The prickly pears are similar to their desert cousins in that they have thick, water-filled stems and spines, but because to a particular chemical that acts like antifreeze in their cells, the prickly pears are exceptionally resistant to the bitter Northeast winters. Although Opuntia cespitosa is often the more uncommon of the two species in New York, Tabak notes that the two species’ growing ranges frequently overlap. Both species are confusingly referred to as “prickly pears.” Optunia humifusa is also known as devil’s tongue and the Eastern prickly pear.
Prickly pear can grow in the more temperate coastal habitat brought about by the marine warmth carried up the Hudson. The cactus prefers stony, dry soil, so it’s unclear if the warmer temperatures brought on by climate change would be a boon or a bane for it.
We don’t anticipate that the state will suddenly become as dry as Arizona, where there are many desert regions, according to Tabak.

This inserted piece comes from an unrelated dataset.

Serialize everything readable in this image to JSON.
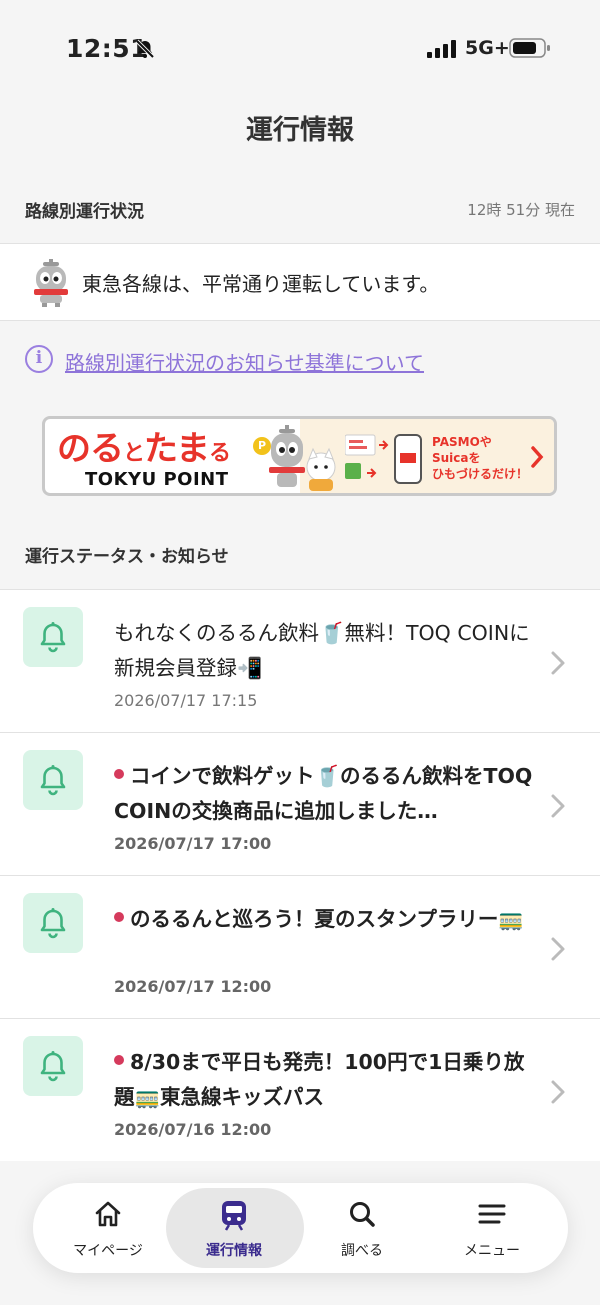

In fact, we anticipate that climate change will result in higher moisture levels. Therefore, if there is rocky habitat, I would anticipate it may kind of crawl up along the Hudson. The problem is that the shorelines of the Hudson tend to be less stony as you travel north.
Eastern prickly pear cultivars can be grown in a garden or planter, and the pears—fascinatingly, also referred to as prickly pear “tunas”—are edible. The red fruits have a subtle sweetness that, with the correct preparation, may be transformed into jams, sweets, or even drinks. (Hudson Valley Brewery in Beacon has even been known to add prickly pears to its beer, though the pears weren’t always local.)
The Hudson Valley does not have many of these cacti, so it is not advisable to harvest them wild because doing so could harm the populations. Just be sure to wear thick gloves if you have a cultivated prickly pear in your garden; otherwise, you’ll find out why it’s called the “devil in the devil’s-tongue.”